Problem of choice : land in Papua New Guinea's future
|Collections||ANU Pacific Institute|
ANU Press Titles (1965-1991)
|Title:||Problem of choice : land in Papua New Guinea's future|
|Publisher:||Canberra, ACT : Australian National University Press|
For the peoples of Papua New Guinea land is overwhelmingly important, not only as the sole means of life but also for what it means in their culture. It is inalienable; it came to them from all their forebears, and it will belong to all their descendants. Its emotional and spiritual significance evokes from them a religio-mystical response completely alien to the Western attitude that land is just another commodity. Yet, for a developing nation, land is also a commodity - to be bought and sold for large-scale agriculture, to be mined, to be used for commerce and agriculture, schools and cities. Thus there is an inherent conflict between traditional and potential uses reflecting a profound conflict of values and attitudes. As Papua New Guinea approaches independence, no problem is of greater importance than the role of land, for no other issue is potentially so violently divisive. Is it to be a national estate? Is it to be owned and used individually, co-operatively, corporately? What will be the impact on the whole social fabric of the country and the lives of its people? In essays expressing every shade of opinion from expatriate detachment or involved commitment and conviction to indigenous bewilderment, rage, frustration, or sense of betrayal, the authors in this book examine some aspects of these extremely complex problems. For the future unity and security of the country the answer is crucial. It is one that the Papua New Guineans alone must make. But there is no easy answer, no simple solution, to their Problem of Choice.
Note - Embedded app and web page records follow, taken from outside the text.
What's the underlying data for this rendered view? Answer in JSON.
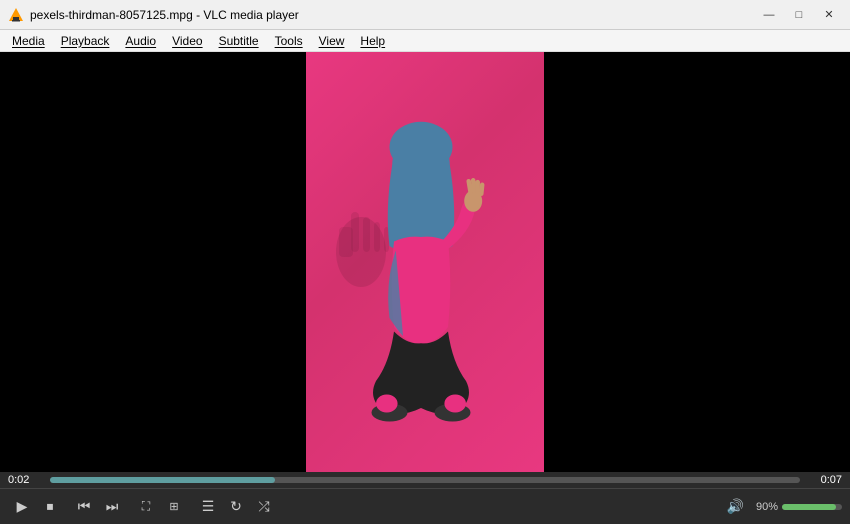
{
  "window": {
    "title": "pexels-thirdman-8057125.mpg - VLC media player",
    "icon": "🎦"
  },
  "controls": {
    "minimize": "—",
    "maximize": "□",
    "close": "✕"
  },
  "menu": {
    "items": [
      "Media",
      "Playback",
      "Audio",
      "Video",
      "Subtitle",
      "Tools",
      "View",
      "Help"
    ]
  },
  "progress": {
    "time_left": "0:02",
    "time_right": "0:07"
  },
  "playback_controls": [
    {
      "name": "play",
      "symbol": "▶"
    },
    {
      "name": "stop",
      "symbol": "⏹"
    },
    {
      "name": "prev",
      "symbol": "⏮"
    },
    {
      "name": "next",
      "symbol": "⏭"
    },
    {
      "name": "fullscreen",
      "symbol": "⛶"
    },
    {
      "name": "extended",
      "symbol": "⧈"
    },
    {
      "name": "playlist",
      "symbol": "☰"
    },
    {
      "name": "loop",
      "symbol": "↻"
    },
    {
      "name": "random",
      "symbol": "⤮"
    }
  ],
  "volume": {
    "label": "90%",
    "icon": "🔊",
    "percent": 90
  }
}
|b12294202.pdf||10.89 MB||Adobe PDF|
Items in Open Research are protected by copyright, with all rights reserved, unless otherwise indicated.